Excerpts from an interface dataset
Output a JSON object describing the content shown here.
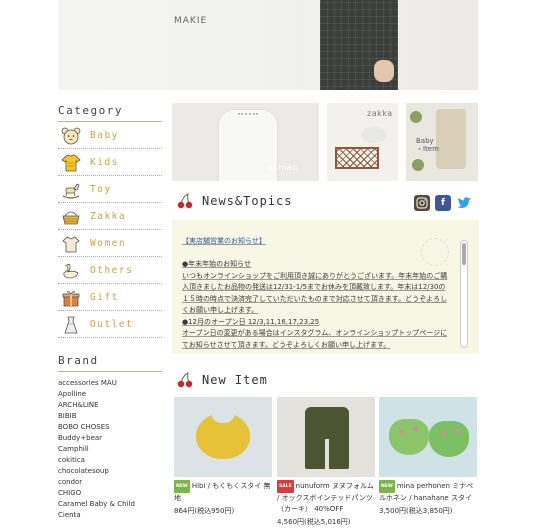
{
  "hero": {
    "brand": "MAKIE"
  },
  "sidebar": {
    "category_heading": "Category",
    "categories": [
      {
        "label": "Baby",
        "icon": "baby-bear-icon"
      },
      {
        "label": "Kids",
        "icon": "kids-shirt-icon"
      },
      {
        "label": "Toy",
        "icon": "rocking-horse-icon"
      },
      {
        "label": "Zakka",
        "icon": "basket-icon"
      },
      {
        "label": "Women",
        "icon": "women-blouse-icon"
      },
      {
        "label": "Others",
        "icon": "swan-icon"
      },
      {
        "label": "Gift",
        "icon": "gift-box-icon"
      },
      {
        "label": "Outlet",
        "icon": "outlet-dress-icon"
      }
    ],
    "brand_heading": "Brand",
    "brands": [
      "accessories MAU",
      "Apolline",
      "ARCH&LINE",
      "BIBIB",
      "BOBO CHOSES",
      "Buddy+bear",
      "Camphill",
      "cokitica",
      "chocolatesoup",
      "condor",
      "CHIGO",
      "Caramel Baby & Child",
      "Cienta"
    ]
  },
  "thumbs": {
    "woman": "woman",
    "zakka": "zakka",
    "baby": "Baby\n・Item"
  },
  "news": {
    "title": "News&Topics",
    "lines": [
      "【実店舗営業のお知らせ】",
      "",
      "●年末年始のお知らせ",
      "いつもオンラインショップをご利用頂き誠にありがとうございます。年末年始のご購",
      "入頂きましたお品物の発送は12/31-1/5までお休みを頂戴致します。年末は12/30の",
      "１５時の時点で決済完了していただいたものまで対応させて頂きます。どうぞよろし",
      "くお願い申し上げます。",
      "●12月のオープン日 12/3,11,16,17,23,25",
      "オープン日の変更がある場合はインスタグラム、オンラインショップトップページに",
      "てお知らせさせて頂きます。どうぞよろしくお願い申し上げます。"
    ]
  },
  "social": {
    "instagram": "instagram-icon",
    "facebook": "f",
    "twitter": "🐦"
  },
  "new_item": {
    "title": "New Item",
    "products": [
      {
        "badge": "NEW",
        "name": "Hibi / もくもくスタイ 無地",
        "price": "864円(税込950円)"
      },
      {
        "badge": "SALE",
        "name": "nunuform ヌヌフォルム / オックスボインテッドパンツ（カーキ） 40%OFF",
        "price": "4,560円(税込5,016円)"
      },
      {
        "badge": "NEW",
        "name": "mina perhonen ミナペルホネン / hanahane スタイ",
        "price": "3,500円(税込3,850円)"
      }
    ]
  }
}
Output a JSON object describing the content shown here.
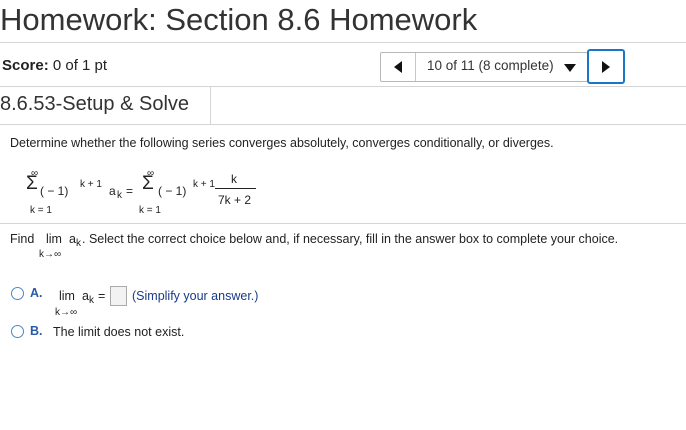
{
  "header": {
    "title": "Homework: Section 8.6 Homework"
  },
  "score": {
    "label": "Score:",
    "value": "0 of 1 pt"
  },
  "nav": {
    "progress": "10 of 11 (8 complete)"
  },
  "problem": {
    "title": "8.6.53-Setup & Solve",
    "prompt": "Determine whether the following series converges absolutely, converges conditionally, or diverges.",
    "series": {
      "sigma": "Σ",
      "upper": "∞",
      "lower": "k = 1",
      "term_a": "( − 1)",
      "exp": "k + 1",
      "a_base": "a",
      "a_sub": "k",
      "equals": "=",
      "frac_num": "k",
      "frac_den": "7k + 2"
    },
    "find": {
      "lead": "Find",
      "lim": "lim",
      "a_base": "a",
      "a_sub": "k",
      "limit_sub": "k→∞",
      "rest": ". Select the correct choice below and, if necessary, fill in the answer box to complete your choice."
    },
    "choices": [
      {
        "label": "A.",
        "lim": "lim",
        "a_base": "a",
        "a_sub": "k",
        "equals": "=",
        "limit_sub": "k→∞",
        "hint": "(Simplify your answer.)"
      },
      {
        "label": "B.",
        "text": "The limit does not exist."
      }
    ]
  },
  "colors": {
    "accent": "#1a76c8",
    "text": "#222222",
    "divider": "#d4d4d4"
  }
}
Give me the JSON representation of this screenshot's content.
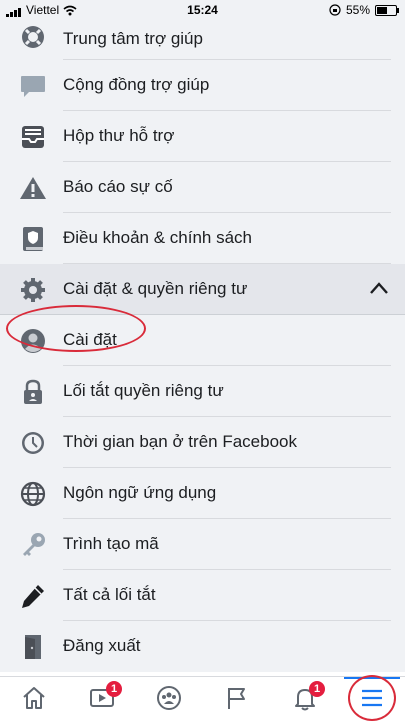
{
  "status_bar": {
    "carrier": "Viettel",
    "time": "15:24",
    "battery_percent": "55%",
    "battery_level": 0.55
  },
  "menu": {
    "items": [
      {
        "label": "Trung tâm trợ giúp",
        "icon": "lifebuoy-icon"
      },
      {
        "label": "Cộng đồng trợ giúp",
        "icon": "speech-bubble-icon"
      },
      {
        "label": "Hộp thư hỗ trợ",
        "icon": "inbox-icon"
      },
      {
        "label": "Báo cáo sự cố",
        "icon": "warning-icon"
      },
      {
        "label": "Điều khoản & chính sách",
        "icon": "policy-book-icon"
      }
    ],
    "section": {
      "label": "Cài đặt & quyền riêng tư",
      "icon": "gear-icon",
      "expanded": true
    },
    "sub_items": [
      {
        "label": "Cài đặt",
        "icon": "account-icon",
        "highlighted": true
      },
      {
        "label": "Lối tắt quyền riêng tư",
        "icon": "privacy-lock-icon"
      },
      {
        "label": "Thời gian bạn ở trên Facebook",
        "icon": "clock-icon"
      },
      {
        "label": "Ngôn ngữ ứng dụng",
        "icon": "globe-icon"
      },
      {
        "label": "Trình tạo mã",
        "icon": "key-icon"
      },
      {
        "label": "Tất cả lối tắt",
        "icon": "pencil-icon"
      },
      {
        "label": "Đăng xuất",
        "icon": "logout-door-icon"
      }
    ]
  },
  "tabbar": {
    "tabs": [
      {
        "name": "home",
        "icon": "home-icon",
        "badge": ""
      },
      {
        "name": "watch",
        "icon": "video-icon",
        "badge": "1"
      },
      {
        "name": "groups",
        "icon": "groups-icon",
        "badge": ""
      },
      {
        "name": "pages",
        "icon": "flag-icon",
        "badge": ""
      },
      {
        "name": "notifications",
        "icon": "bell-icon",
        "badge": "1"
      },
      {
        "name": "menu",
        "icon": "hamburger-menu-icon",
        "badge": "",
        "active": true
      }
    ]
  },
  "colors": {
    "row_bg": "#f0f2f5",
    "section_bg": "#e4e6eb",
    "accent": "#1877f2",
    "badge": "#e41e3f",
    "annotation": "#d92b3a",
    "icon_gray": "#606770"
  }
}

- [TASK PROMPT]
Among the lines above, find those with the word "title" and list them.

- [WRITTEN ANSWER]
    "title": "News&Topics",
    "title": "New Item",
    "title": "Homework: Section 8.6 Homework"
    "title": "8.6.53-Setup & Solve",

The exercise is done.